No story of Nunthorpe would be complete without reference to “The Institute” in Connaught Road which had started life as an army hut in the First World War in what is now Stewart Park.
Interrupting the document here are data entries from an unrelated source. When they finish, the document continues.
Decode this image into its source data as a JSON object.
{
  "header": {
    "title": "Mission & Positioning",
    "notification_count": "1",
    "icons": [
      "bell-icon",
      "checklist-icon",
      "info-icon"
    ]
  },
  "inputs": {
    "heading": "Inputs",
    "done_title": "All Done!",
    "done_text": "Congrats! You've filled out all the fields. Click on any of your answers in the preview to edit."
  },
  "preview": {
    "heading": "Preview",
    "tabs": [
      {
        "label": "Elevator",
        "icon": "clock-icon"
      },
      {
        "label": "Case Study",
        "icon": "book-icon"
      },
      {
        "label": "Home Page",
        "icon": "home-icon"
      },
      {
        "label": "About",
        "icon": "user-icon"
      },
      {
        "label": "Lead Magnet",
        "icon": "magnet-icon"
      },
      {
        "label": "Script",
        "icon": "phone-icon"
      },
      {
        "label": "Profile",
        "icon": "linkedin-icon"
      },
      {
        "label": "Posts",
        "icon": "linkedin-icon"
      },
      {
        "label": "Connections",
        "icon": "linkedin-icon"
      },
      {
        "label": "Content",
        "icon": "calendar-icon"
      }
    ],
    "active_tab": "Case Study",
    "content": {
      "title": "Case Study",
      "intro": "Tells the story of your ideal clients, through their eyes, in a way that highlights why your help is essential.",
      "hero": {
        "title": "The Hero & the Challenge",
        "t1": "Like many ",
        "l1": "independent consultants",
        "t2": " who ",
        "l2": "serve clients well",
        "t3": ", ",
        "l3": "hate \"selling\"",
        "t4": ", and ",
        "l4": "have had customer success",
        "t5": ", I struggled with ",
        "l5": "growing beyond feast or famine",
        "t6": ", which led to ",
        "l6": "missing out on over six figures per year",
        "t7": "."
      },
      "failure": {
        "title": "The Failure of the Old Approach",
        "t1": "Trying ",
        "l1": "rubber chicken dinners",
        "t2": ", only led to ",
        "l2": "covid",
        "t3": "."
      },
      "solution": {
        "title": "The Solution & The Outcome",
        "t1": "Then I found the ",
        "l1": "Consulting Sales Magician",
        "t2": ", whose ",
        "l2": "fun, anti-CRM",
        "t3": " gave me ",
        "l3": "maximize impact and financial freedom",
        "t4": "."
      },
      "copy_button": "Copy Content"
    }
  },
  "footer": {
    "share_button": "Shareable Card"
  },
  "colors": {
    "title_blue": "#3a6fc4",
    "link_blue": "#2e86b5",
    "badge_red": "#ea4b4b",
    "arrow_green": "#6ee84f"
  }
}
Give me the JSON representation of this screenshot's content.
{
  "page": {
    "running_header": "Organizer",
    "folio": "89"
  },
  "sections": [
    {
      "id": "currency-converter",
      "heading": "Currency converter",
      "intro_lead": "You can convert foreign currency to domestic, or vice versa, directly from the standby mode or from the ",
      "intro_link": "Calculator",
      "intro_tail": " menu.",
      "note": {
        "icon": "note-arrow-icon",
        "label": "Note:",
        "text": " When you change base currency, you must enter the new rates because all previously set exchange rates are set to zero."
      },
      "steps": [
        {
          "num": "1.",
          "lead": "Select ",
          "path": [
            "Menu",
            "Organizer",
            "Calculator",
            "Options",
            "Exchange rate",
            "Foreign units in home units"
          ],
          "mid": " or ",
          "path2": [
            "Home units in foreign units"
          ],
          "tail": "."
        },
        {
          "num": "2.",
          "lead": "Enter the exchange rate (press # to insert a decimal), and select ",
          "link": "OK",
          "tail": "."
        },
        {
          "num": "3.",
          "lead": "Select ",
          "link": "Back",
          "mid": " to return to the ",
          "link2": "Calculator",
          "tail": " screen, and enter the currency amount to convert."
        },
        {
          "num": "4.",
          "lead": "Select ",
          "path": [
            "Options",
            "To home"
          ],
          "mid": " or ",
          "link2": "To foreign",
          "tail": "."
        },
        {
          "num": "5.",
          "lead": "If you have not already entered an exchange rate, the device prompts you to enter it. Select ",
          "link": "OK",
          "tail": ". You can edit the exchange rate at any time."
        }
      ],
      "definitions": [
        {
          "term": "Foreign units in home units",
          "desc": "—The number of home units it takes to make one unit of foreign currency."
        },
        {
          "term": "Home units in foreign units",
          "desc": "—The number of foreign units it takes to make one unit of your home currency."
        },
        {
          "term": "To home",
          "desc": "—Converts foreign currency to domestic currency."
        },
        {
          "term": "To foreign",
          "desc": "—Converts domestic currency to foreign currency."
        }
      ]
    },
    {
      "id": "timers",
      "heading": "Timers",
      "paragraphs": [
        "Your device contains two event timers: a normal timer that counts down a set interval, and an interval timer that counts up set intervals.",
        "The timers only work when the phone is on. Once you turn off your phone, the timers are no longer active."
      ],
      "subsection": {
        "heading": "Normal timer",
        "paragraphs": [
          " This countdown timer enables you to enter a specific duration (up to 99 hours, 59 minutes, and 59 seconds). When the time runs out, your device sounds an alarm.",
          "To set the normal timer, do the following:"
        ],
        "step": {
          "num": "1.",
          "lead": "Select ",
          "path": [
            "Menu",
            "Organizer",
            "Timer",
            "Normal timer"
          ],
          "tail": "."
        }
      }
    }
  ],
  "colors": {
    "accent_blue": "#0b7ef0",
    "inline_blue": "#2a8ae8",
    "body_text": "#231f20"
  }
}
Re-erected in Nunthorpe in 1920 it has over the years been used for every kind of communal activity and at one time formed the very hub of the village social life.
Isaac Wilson - Ironmaster
Director of the Stockton and Darlington Railway
Born in Kendal into a Quaker family in 1822
Bought Nunthorpe Hall in 1850.Died at Hall 1899.
Built first School in Nunthorpe.
Became Mayor of Middlesbrough .
Became Liberal MP 1878.
John George Swann - Ironmaster.
Born in Longbenton ,Newcastle on Tyne in 1839.
Built Upsall Hall.
Built Cargo Fleet Iron Works.
William Randolph Innes Hopkins – Ironmaster.
Director of Stockton and Darlington Railway
Born Scotland 1822
Mayor of Middlesbrough 1867 and 1869.
Built Grey Towers in 1865.
Bankrupted after the Tay Bridge disaster of 1879.
Sir Arthur Dorman - Co- founder of Dorman Long Steel Works.
Born Ashford Kent 1848
Lived in Grey Towers 1895 -1931.
Greatest influence on Nunthorpe of all Ironmasters.
Built new school near to Vicarage
Gave land and huge financial support for new St Mary’s Church.
Planned a new suburb near station to house his workforce.